» **THE PROBLEM**
The full listing, written out exactly and without images, is the expected result.

» **THE DATA**
────
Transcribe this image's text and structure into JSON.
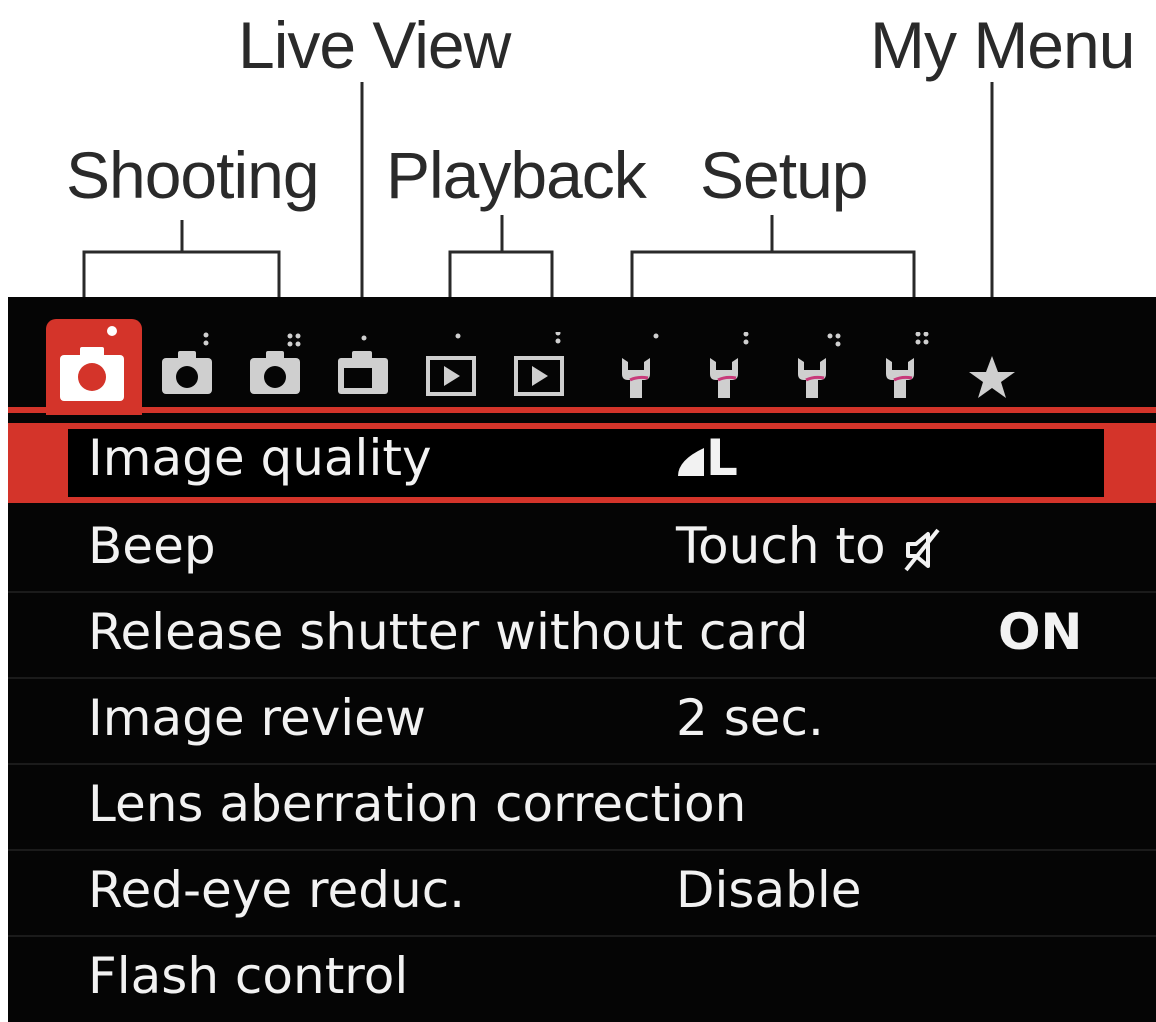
{
  "callouts": {
    "live_view": "Live View",
    "my_menu": "My Menu",
    "shooting": "Shooting",
    "playback": "Playback",
    "setup": "Setup"
  },
  "tabs": [
    {
      "icon": "camera-icon",
      "group": "Shooting",
      "dots": 1,
      "active": true
    },
    {
      "icon": "camera-icon",
      "group": "Shooting",
      "dots": 2,
      "active": false
    },
    {
      "icon": "camera-icon",
      "group": "Shooting",
      "dots": 4,
      "active": false
    },
    {
      "icon": "live-view-icon",
      "group": "Live View",
      "dots": 1,
      "active": false
    },
    {
      "icon": "playback-icon",
      "group": "Playback",
      "dots": 1,
      "active": false
    },
    {
      "icon": "playback-icon",
      "group": "Playback",
      "dots": 2,
      "active": false
    },
    {
      "icon": "wrench-icon",
      "group": "Setup",
      "dots": 1,
      "active": false
    },
    {
      "icon": "wrench-icon",
      "group": "Setup",
      "dots": 2,
      "active": false
    },
    {
      "icon": "wrench-icon",
      "group": "Setup",
      "dots": 3,
      "active": false
    },
    {
      "icon": "wrench-icon",
      "group": "Setup",
      "dots": 4,
      "active": false
    },
    {
      "icon": "star-icon",
      "group": "My Menu",
      "dots": 0,
      "active": false
    }
  ],
  "menu": {
    "items": [
      {
        "label": "Image quality",
        "value": "L",
        "value_icon": "quality-fine-icon",
        "selected": true
      },
      {
        "label": "Beep",
        "value": "Touch to",
        "value_icon": "mute-icon",
        "selected": false
      },
      {
        "label": "Release shutter without card",
        "value": "ON",
        "selected": false
      },
      {
        "label": "Image review",
        "value": "2 sec.",
        "selected": false
      },
      {
        "label": "Lens aberration correction",
        "value": "",
        "selected": false
      },
      {
        "label": "Red-eye reduc.",
        "value": "Disable",
        "selected": false
      },
      {
        "label": "Flash control",
        "value": "",
        "selected": false
      }
    ]
  },
  "colors": {
    "accent": "#d4342a",
    "screen_bg": "#050505",
    "text": "#f2f2f2",
    "callout_text": "#2a2a2a",
    "inactive_icon": "#cfcfcf"
  }
}
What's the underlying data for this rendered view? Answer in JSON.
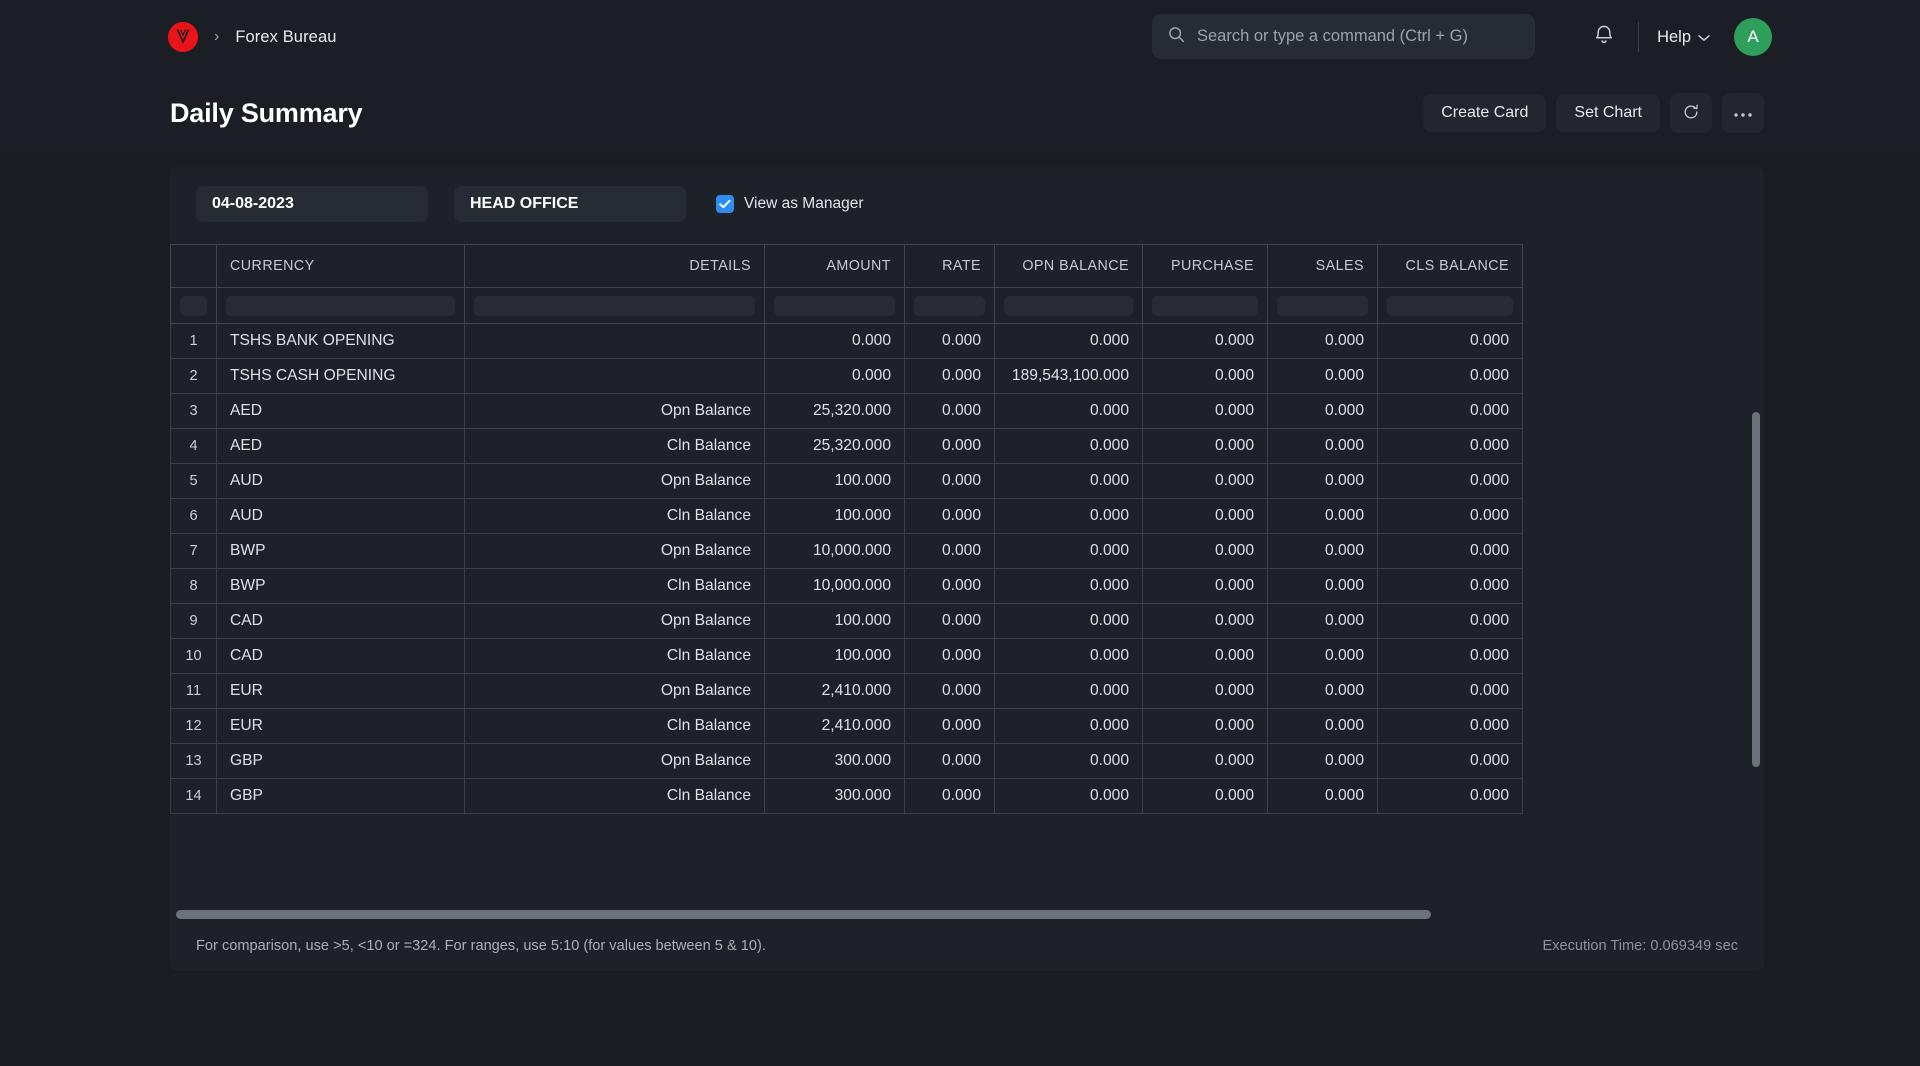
{
  "header": {
    "breadcrumb_separator": "›",
    "breadcrumb_text": "Forex Bureau",
    "logo_alt": "vellum-logo",
    "search_placeholder": "Search or type a command (Ctrl + G)",
    "help_label": "Help",
    "avatar_initial": "A",
    "accent_green": "#2e9e5b",
    "accent_red": "#e8141a",
    "accent_blue": "#2c8ef0"
  },
  "title_row": {
    "title": "Daily Summary",
    "create_card_label": "Create Card",
    "set_chart_label": "Set Chart",
    "refresh_label": "refresh",
    "more_label": "…"
  },
  "filters": {
    "date_value": "04-08-2023",
    "office_value": "HEAD OFFICE",
    "view_as_manager_label": "View as Manager",
    "view_as_manager_checked": true
  },
  "table": {
    "columns": [
      {
        "key": "idx",
        "label": "",
        "align": "left"
      },
      {
        "key": "currency",
        "label": "CURRENCY",
        "align": "left"
      },
      {
        "key": "details",
        "label": "DETAILS",
        "align": "right"
      },
      {
        "key": "amount",
        "label": "AMOUNT",
        "align": "right"
      },
      {
        "key": "rate",
        "label": "RATE",
        "align": "right"
      },
      {
        "key": "opn",
        "label": "OPN BALANCE",
        "align": "right"
      },
      {
        "key": "purchase",
        "label": "PURCHASE",
        "align": "right"
      },
      {
        "key": "sales",
        "label": "SALES",
        "align": "right"
      },
      {
        "key": "cls",
        "label": "CLS BALANCE",
        "align": "right"
      }
    ],
    "rows": [
      {
        "idx": "1",
        "currency": "TSHS BANK OPENING",
        "details": "",
        "amount": "0.000",
        "rate": "0.000",
        "opn": "0.000",
        "purchase": "0.000",
        "sales": "0.000",
        "cls": "0.000"
      },
      {
        "idx": "2",
        "currency": "TSHS CASH OPENING",
        "details": "",
        "amount": "0.000",
        "rate": "0.000",
        "opn": "189,543,100.000",
        "purchase": "0.000",
        "sales": "0.000",
        "cls": "0.000"
      },
      {
        "idx": "3",
        "currency": "AED",
        "details": "Opn Balance",
        "amount": "25,320.000",
        "rate": "0.000",
        "opn": "0.000",
        "purchase": "0.000",
        "sales": "0.000",
        "cls": "0.000"
      },
      {
        "idx": "4",
        "currency": "AED",
        "details": "Cln Balance",
        "amount": "25,320.000",
        "rate": "0.000",
        "opn": "0.000",
        "purchase": "0.000",
        "sales": "0.000",
        "cls": "0.000"
      },
      {
        "idx": "5",
        "currency": "AUD",
        "details": "Opn Balance",
        "amount": "100.000",
        "rate": "0.000",
        "opn": "0.000",
        "purchase": "0.000",
        "sales": "0.000",
        "cls": "0.000"
      },
      {
        "idx": "6",
        "currency": "AUD",
        "details": "Cln Balance",
        "amount": "100.000",
        "rate": "0.000",
        "opn": "0.000",
        "purchase": "0.000",
        "sales": "0.000",
        "cls": "0.000"
      },
      {
        "idx": "7",
        "currency": "BWP",
        "details": "Opn Balance",
        "amount": "10,000.000",
        "rate": "0.000",
        "opn": "0.000",
        "purchase": "0.000",
        "sales": "0.000",
        "cls": "0.000"
      },
      {
        "idx": "8",
        "currency": "BWP",
        "details": "Cln Balance",
        "amount": "10,000.000",
        "rate": "0.000",
        "opn": "0.000",
        "purchase": "0.000",
        "sales": "0.000",
        "cls": "0.000"
      },
      {
        "idx": "9",
        "currency": "CAD",
        "details": "Opn Balance",
        "amount": "100.000",
        "rate": "0.000",
        "opn": "0.000",
        "purchase": "0.000",
        "sales": "0.000",
        "cls": "0.000"
      },
      {
        "idx": "10",
        "currency": "CAD",
        "details": "Cln Balance",
        "amount": "100.000",
        "rate": "0.000",
        "opn": "0.000",
        "purchase": "0.000",
        "sales": "0.000",
        "cls": "0.000"
      },
      {
        "idx": "11",
        "currency": "EUR",
        "details": "Opn Balance",
        "amount": "2,410.000",
        "rate": "0.000",
        "opn": "0.000",
        "purchase": "0.000",
        "sales": "0.000",
        "cls": "0.000"
      },
      {
        "idx": "12",
        "currency": "EUR",
        "details": "Cln Balance",
        "amount": "2,410.000",
        "rate": "0.000",
        "opn": "0.000",
        "purchase": "0.000",
        "sales": "0.000",
        "cls": "0.000"
      },
      {
        "idx": "13",
        "currency": "GBP",
        "details": "Opn Balance",
        "amount": "300.000",
        "rate": "0.000",
        "opn": "0.000",
        "purchase": "0.000",
        "sales": "0.000",
        "cls": "0.000"
      },
      {
        "idx": "14",
        "currency": "GBP",
        "details": "Cln Balance",
        "amount": "300.000",
        "rate": "0.000",
        "opn": "0.000",
        "purchase": "0.000",
        "sales": "0.000",
        "cls": "0.000"
      }
    ]
  },
  "footer": {
    "hint": "For comparison, use >5, <10 or =324. For ranges, use 5:10 (for values between 5 & 10).",
    "execution_time": "Execution Time: 0.069349 sec"
  }
}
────
» **THE COMPLETED TASK**
Transcribe this image's text and structure into JSON.
{
  "callouts": {
    "live_view": "Live View",
    "my_menu": "My Menu",
    "shooting": "Shooting",
    "playback": "Playback",
    "setup": "Setup"
  },
  "tabs": [
    {
      "icon": "camera-icon",
      "group": "Shooting",
      "dots": 1,
      "active": true
    },
    {
      "icon": "camera-icon",
      "group": "Shooting",
      "dots": 2,
      "active": false
    },
    {
      "icon": "camera-icon",
      "group": "Shooting",
      "dots": 4,
      "active": false
    },
    {
      "icon": "live-view-icon",
      "group": "Live View",
      "dots": 1,
      "active": false
    },
    {
      "icon": "playback-icon",
      "group": "Playback",
      "dots": 1,
      "active": false
    },
    {
      "icon": "playback-icon",
      "group": "Playback",
      "dots": 2,
      "active": false
    },
    {
      "icon": "wrench-icon",
      "group": "Setup",
      "dots": 1,
      "active": false
    },
    {
      "icon": "wrench-icon",
      "group": "Setup",
      "dots": 2,
      "active": false
    },
    {
      "icon": "wrench-icon",
      "group": "Setup",
      "dots": 3,
      "active": false
    },
    {
      "icon": "wrench-icon",
      "group": "Setup",
      "dots": 4,
      "active": false
    },
    {
      "icon": "star-icon",
      "group": "My Menu",
      "dots": 0,
      "active": false
    }
  ],
  "menu": {
    "items": [
      {
        "label": "Image quality",
        "value": "L",
        "value_icon": "quality-fine-icon",
        "selected": true
      },
      {
        "label": "Beep",
        "value": "Touch to",
        "value_icon": "mute-icon",
        "selected": false
      },
      {
        "label": "Release shutter without card",
        "value": "ON",
        "selected": false
      },
      {
        "label": "Image review",
        "value": "2 sec.",
        "selected": false
      },
      {
        "label": "Lens aberration correction",
        "value": "",
        "selected": false
      },
      {
        "label": "Red-eye reduc.",
        "value": "Disable",
        "selected": false
      },
      {
        "label": "Flash control",
        "value": "",
        "selected": false
      }
    ]
  },
  "colors": {
    "accent": "#d4342a",
    "screen_bg": "#050505",
    "text": "#f2f2f2",
    "callout_text": "#2a2a2a",
    "inactive_icon": "#cfcfcf"
  }
}
What's the underlying data for this rendered view? Answer in JSON.
{
  "header": {
    "breadcrumb_separator": "›",
    "breadcrumb_text": "Forex Bureau",
    "logo_alt": "vellum-logo",
    "search_placeholder": "Search or type a command (Ctrl + G)",
    "help_label": "Help",
    "avatar_initial": "A",
    "accent_green": "#2e9e5b",
    "accent_red": "#e8141a",
    "accent_blue": "#2c8ef0"
  },
  "title_row": {
    "title": "Daily Summary",
    "create_card_label": "Create Card",
    "set_chart_label": "Set Chart",
    "refresh_label": "refresh",
    "more_label": "…"
  },
  "filters": {
    "date_value": "04-08-2023",
    "office_value": "HEAD OFFICE",
    "view_as_manager_label": "View as Manager",
    "view_as_manager_checked": true
  },
  "table": {
    "columns": [
      {
        "key": "idx",
        "label": "",
        "align": "left"
      },
      {
        "key": "currency",
        "label": "CURRENCY",
        "align": "left"
      },
      {
        "key": "details",
        "label": "DETAILS",
        "align": "right"
      },
      {
        "key": "amount",
        "label": "AMOUNT",
        "align": "right"
      },
      {
        "key": "rate",
        "label": "RATE",
        "align": "right"
      },
      {
        "key": "opn",
        "label": "OPN BALANCE",
        "align": "right"
      },
      {
        "key": "purchase",
        "label": "PURCHASE",
        "align": "right"
      },
      {
        "key": "sales",
        "label": "SALES",
        "align": "right"
      },
      {
        "key": "cls",
        "label": "CLS BALANCE",
        "align": "right"
      }
    ],
    "rows": [
      {
        "idx": "1",
        "currency": "TSHS BANK OPENING",
        "details": "",
        "amount": "0.000",
        "rate": "0.000",
        "opn": "0.000",
        "purchase": "0.000",
        "sales": "0.000",
        "cls": "0.000"
      },
      {
        "idx": "2",
        "currency": "TSHS CASH OPENING",
        "details": "",
        "amount": "0.000",
        "rate": "0.000",
        "opn": "189,543,100.000",
        "purchase": "0.000",
        "sales": "0.000",
        "cls": "0.000"
      },
      {
        "idx": "3",
        "currency": "AED",
        "details": "Opn Balance",
        "amount": "25,320.000",
        "rate": "0.000",
        "opn": "0.000",
        "purchase": "0.000",
        "sales": "0.000",
        "cls": "0.000"
      },
      {
        "idx": "4",
        "currency": "AED",
        "details": "Cln Balance",
        "amount": "25,320.000",
        "rate": "0.000",
        "opn": "0.000",
        "purchase": "0.000",
        "sales": "0.000",
        "cls": "0.000"
      },
      {
        "idx": "5",
        "currency": "AUD",
        "details": "Opn Balance",
        "amount": "100.000",
        "rate": "0.000",
        "opn": "0.000",
        "purchase": "0.000",
        "sales": "0.000",
        "cls": "0.000"
      },
      {
        "idx": "6",
        "currency": "AUD",
        "details": "Cln Balance",
        "amount": "100.000",
        "rate": "0.000",
        "opn": "0.000",
        "purchase": "0.000",
        "sales": "0.000",
        "cls": "0.000"
      },
      {
        "idx": "7",
        "currency": "BWP",
        "details": "Opn Balance",
        "amount": "10,000.000",
        "rate": "0.000",
        "opn": "0.000",
        "purchase": "0.000",
        "sales": "0.000",
        "cls": "0.000"
      },
      {
        "idx": "8",
        "currency": "BWP",
        "details": "Cln Balance",
        "amount": "10,000.000",
        "rate": "0.000",
        "opn": "0.000",
        "purchase": "0.000",
        "sales": "0.000",
        "cls": "0.000"
      },
      {
        "idx": "9",
        "currency": "CAD",
        "details": "Opn Balance",
        "amount": "100.000",
        "rate": "0.000",
        "opn": "0.000",
        "purchase": "0.000",
        "sales": "0.000",
        "cls": "0.000"
      },
      {
        "idx": "10",
        "currency": "CAD",
        "details": "Cln Balance",
        "amount": "100.000",
        "rate": "0.000",
        "opn": "0.000",
        "purchase": "0.000",
        "sales": "0.000",
        "cls": "0.000"
      },
      {
        "idx": "11",
        "currency": "EUR",
        "details": "Opn Balance",
        "amount": "2,410.000",
        "rate": "0.000",
        "opn": "0.000",
        "purchase": "0.000",
        "sales": "0.000",
        "cls": "0.000"
      },
      {
        "idx": "12",
        "currency": "EUR",
        "details": "Cln Balance",
        "amount": "2,410.000",
        "rate": "0.000",
        "opn": "0.000",
        "purchase": "0.000",
        "sales": "0.000",
        "cls": "0.000"
      },
      {
        "idx": "13",
        "currency": "GBP",
        "details": "Opn Balance",
        "amount": "300.000",
        "rate": "0.000",
        "opn": "0.000",
        "purchase": "0.000",
        "sales": "0.000",
        "cls": "0.000"
      },
      {
        "idx": "14",
        "currency": "GBP",
        "details": "Cln Balance",
        "amount": "300.000",
        "rate": "0.000",
        "opn": "0.000",
        "purchase": "0.000",
        "sales": "0.000",
        "cls": "0.000"
      }
    ]
  },
  "footer": {
    "hint": "For comparison, use >5, <10 or =324. For ranges, use 5:10 (for values between 5 & 10).",
    "execution_time": "Execution Time: 0.069349 sec"
  }
}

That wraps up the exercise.